The Department was aware of each of the incidents cited by the OSA and took action to ensure the safety and well-being of the child(ren) involved. As discussed with the OSA, every incident needs to be examined on a case-by-case basis to determine which rise to the level of a “critical incident.” Without reviewing the specific details of the case, it is impossible to determine whether an incident is a critical incident or not. DCF Central Office reviewed the details and case documentation for each of the 40 incidents cited and believes it reported appropriately the required critical incidents to the Office of the Child Advocate. DCF reviewed our findings with the OSA for each of the incidents in question. As a further step, DCF will review each incident with the Office of the Child Advocate to ensure our interpretation of critical incidents was appropriate based upon the details of each incident.

In addition, OCA gave us a written response regarding critical incidents:

The issue of Critical Incident reporting is one that [OCA] is continuing to work on with the child serving agencies, including the Department of Children and Families. As your report highlights, it is complicated and insuring consistency in reporting is a goal of this office.

In the explanation of Critical Incidents, the draft audit states that a “near fatality” can only be designated as such by a hospital staff member and the life threatening condition is a result of physical abuse, sexual abuse or neglect. The Department of Children and Families has adopted the [Child Abuse Prevention and Treatment Act] definition as its guide in determining a “near fatality.” The Office of the Child Advocate has the statutory authority to define “critical incidents,” and we will continue to refine the circumstances where we would expect to be notified if a child receiving services from any state agency were to suffer a near fatality, regardless of the cause of the injury or medical determination.
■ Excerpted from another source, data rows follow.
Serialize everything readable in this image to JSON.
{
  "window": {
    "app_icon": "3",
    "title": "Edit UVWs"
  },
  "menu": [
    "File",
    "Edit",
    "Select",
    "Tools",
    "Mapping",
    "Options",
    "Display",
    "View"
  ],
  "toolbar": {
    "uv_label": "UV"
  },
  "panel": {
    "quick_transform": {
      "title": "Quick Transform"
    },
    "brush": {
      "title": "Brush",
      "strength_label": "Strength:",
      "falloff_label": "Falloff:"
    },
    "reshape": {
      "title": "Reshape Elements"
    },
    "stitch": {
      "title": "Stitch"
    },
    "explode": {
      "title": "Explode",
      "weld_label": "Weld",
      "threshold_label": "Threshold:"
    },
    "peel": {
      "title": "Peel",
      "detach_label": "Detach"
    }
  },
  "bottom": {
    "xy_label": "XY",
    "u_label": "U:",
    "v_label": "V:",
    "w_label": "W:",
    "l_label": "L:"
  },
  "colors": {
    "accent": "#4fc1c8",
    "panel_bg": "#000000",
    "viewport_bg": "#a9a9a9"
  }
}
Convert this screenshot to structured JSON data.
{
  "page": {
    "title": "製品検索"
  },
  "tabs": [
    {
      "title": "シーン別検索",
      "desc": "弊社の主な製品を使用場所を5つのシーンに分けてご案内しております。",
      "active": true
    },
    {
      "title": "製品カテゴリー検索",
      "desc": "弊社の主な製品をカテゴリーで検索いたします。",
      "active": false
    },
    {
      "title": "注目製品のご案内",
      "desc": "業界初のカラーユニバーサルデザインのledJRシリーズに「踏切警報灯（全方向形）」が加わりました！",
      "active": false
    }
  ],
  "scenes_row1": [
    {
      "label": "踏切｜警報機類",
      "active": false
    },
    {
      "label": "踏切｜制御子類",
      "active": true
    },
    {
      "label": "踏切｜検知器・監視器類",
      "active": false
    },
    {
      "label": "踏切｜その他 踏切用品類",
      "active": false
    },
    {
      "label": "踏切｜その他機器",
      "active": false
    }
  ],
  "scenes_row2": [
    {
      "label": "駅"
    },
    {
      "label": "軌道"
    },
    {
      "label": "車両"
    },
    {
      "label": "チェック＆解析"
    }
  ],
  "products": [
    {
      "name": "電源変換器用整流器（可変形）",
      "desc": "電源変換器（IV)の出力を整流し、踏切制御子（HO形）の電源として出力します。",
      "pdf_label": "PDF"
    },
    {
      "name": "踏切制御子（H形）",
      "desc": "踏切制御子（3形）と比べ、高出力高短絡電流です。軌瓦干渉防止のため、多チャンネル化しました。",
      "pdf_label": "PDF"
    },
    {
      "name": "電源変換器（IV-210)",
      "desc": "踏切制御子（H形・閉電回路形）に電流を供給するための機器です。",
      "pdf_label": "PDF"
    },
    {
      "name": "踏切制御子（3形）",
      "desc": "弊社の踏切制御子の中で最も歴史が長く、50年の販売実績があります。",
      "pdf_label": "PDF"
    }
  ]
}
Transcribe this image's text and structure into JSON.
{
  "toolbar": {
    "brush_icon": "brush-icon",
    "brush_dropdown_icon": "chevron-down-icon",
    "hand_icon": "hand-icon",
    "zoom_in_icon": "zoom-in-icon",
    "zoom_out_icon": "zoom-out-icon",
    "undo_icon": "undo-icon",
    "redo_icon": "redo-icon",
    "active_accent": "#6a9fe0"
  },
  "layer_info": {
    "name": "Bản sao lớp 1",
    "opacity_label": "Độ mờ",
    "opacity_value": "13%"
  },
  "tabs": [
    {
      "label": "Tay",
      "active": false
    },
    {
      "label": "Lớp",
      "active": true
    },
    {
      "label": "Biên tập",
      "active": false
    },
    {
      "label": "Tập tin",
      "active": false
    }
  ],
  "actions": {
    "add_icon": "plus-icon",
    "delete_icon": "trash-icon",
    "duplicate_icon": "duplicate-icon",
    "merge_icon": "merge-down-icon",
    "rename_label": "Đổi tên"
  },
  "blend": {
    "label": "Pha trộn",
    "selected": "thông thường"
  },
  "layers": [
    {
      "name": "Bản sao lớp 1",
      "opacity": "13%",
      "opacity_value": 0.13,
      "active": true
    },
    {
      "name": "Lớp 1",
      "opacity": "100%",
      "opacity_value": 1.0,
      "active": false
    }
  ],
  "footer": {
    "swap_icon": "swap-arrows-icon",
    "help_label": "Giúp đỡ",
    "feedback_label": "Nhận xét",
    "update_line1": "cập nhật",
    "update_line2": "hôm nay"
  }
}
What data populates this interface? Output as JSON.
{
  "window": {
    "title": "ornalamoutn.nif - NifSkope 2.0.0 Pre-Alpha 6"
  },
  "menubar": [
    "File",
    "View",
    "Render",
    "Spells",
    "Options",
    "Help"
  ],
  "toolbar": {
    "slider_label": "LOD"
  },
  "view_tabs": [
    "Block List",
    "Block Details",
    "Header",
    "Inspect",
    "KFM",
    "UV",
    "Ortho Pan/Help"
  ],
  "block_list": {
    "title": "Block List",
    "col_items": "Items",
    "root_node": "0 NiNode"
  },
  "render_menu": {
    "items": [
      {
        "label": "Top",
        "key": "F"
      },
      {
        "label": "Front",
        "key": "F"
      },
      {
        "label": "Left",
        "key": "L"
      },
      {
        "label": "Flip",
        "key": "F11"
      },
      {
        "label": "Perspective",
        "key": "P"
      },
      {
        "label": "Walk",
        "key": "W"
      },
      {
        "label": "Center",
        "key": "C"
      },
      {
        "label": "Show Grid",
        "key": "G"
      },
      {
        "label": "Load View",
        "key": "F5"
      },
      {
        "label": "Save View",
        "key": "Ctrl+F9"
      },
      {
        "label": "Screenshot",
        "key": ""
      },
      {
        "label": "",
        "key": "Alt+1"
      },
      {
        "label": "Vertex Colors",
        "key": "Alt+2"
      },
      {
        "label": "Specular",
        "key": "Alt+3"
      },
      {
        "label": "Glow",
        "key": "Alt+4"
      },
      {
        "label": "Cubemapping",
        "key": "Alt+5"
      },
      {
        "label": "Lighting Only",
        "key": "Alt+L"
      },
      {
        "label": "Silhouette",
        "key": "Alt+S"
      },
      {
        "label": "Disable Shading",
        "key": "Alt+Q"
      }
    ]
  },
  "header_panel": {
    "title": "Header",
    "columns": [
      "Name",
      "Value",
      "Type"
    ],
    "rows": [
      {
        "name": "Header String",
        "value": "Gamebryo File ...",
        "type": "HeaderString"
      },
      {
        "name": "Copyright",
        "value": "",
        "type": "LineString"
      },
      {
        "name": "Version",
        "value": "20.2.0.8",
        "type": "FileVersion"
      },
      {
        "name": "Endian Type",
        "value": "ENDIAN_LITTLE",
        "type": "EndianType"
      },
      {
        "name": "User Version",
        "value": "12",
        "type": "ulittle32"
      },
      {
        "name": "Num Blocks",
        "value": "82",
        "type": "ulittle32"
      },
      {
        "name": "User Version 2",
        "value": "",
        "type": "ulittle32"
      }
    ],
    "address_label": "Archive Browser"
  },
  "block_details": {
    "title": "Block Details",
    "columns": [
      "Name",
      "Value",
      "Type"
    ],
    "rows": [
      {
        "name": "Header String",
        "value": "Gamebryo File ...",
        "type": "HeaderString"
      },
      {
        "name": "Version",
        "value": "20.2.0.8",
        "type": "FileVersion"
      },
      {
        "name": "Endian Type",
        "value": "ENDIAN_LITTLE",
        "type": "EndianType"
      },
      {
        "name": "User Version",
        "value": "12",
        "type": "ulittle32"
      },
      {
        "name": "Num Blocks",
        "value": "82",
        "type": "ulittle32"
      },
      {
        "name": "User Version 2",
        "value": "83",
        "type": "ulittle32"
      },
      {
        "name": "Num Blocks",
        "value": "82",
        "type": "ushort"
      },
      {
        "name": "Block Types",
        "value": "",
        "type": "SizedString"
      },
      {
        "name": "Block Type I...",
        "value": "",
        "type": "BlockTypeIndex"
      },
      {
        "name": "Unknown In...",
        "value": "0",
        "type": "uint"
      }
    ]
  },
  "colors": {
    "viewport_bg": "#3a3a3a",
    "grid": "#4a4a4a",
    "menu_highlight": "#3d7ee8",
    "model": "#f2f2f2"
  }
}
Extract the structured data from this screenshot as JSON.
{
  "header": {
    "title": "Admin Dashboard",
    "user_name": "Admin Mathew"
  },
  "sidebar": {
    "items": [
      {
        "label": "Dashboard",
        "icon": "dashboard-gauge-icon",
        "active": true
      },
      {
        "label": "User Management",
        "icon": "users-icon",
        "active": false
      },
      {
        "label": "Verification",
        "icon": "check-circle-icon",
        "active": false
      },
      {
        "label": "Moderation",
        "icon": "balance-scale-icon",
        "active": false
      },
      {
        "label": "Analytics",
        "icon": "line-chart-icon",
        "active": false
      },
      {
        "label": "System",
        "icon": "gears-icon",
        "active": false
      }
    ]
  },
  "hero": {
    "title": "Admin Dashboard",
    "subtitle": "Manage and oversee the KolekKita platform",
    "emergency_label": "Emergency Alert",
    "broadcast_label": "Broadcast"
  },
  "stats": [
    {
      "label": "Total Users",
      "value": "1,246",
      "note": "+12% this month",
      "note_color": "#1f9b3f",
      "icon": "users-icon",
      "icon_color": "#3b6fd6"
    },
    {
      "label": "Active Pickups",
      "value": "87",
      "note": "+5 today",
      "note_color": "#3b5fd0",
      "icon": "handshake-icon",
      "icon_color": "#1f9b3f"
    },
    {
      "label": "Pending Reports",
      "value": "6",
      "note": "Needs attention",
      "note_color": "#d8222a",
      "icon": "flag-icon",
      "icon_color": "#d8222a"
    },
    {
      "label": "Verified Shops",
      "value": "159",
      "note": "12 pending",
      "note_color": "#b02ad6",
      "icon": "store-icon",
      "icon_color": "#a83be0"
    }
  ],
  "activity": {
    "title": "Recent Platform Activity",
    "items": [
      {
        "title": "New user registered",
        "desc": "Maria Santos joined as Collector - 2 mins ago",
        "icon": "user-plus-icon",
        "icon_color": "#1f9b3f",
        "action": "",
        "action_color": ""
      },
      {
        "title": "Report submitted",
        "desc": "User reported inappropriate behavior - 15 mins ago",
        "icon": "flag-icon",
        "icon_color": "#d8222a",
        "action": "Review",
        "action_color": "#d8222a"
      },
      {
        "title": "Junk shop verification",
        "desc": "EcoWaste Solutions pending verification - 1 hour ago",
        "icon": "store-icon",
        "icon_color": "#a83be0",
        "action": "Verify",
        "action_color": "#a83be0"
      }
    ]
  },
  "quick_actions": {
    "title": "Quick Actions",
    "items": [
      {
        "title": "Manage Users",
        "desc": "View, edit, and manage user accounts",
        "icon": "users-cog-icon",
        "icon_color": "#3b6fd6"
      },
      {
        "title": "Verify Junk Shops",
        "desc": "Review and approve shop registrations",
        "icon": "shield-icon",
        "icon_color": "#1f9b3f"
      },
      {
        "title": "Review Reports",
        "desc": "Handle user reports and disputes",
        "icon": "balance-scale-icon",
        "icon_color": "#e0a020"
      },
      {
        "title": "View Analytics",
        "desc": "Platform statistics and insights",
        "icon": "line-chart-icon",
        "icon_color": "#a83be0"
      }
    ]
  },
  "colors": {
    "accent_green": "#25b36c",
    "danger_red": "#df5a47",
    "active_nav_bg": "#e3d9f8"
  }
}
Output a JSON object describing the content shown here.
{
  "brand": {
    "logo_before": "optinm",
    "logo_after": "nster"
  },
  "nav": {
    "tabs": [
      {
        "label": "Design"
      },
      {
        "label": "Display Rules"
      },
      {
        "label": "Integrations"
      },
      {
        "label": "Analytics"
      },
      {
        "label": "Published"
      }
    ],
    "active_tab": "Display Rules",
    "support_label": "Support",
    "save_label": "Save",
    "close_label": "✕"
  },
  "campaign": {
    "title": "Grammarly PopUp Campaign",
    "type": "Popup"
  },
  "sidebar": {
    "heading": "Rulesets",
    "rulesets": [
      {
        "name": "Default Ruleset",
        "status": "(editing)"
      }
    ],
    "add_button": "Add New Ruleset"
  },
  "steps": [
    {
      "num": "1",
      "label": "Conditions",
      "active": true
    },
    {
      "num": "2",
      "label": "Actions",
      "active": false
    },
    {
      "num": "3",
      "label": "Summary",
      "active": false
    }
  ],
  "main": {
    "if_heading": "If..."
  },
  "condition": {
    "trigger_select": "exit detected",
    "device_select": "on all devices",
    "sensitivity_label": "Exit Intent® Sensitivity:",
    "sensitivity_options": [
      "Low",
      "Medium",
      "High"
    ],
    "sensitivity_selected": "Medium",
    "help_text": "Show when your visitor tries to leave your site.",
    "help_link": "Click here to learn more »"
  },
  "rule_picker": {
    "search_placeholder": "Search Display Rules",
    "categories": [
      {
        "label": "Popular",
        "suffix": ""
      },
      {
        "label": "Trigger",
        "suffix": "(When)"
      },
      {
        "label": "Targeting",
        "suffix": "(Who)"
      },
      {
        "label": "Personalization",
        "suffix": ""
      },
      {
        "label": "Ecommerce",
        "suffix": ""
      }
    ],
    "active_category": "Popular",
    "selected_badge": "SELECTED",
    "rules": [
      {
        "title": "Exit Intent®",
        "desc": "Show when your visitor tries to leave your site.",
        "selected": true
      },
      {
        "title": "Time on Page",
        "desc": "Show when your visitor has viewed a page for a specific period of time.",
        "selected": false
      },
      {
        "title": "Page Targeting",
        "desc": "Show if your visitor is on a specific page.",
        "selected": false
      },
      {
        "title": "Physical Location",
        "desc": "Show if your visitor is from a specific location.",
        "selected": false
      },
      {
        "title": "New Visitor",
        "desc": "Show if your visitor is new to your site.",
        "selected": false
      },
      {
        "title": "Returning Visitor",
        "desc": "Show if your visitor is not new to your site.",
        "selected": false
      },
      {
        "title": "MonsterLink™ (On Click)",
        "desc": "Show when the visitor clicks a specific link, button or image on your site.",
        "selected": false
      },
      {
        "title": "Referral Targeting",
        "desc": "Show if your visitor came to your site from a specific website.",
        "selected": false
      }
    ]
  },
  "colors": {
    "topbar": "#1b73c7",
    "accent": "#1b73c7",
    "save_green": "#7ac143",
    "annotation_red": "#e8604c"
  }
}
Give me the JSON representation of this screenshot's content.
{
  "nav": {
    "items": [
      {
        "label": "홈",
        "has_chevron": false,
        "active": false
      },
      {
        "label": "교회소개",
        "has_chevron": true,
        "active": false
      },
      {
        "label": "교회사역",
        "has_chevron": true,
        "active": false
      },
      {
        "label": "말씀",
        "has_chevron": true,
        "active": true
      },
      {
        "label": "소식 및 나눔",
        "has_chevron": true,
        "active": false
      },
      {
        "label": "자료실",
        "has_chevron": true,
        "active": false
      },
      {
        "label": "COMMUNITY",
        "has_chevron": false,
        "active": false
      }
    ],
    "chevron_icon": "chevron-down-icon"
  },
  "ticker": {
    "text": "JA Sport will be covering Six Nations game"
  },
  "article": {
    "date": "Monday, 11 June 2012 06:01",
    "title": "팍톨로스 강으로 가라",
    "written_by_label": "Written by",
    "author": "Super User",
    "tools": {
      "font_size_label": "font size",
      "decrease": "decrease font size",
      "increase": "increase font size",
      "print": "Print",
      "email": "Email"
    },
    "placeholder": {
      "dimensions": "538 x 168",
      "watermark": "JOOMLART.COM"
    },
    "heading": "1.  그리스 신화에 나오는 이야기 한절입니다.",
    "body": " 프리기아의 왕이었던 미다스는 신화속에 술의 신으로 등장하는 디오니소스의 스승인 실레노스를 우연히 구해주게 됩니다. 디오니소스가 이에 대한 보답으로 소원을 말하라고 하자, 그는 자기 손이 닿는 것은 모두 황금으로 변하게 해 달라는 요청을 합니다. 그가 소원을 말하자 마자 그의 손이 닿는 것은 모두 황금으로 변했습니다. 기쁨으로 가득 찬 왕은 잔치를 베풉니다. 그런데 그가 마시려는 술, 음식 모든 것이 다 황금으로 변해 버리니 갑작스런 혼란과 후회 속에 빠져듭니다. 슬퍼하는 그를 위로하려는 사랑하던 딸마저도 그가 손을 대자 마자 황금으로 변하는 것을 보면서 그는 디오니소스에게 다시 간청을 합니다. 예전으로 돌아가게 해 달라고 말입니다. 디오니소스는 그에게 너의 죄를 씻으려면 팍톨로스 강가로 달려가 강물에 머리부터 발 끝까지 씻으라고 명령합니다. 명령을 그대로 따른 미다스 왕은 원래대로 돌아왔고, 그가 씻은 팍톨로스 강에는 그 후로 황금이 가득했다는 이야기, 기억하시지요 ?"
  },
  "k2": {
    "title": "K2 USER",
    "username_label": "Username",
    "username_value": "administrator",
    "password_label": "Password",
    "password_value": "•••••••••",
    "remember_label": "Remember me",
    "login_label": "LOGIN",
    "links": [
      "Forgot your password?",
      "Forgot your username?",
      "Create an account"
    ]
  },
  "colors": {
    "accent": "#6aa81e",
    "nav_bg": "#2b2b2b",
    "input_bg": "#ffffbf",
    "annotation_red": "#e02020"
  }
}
We will continue to work with the Commonwealth’s child serving agencies to ensure that the expectations of the OCA are clear and that the agencies are complying with those expectations.

Auditor’s Reply

We acknowledge that the investigations conducted by DCF are a critical component of the Commonwealth’s system of ensuring child safety. However, we cannot minimize the importance of DCF making sure that it reports all critical incidents to OCA. It is OCA’s responsibility to monitor the actions DCF takes to address all cases of child abuse and/or neglect to ensure that DCF effectively meets its own responsibilities in this area. Without complete critical incident information, OCA cannot effectively meet its mission of ensuring that every child involved with state agencies in Massachusetts is protected from harm and receives quality services.

Further, contrary to DCF’s assertion, it did not appropriately report critical incidents to OCA in all cases in which it was required. As stated in our report, we shared information about the 40 cited incidents with OCA, which has the statutory authority to define “critical incident,” and OCA stated that it believed at least 16 of the 40 incidents were serious enough to be considered critical incidents. Although we do not dispute that DCF may have taken the actions it deemed necessary to ensure the safety of the children in question, informing OCA of all critical incidents is a key component to this child safety process.

Based on its response, DCF is taking measures to address our concerns in this area.

7. According to DCF’s Guidelines for Reporting Critical Incidents to Central Office, “A Central Office Alert is any situation, which is NOT a child fatality or near fatality, that may draw the attention of the media and/or requires that the Deputy Commissioner and the Director of Public Relations be informed of the situation.”

Date published: December 7, 2017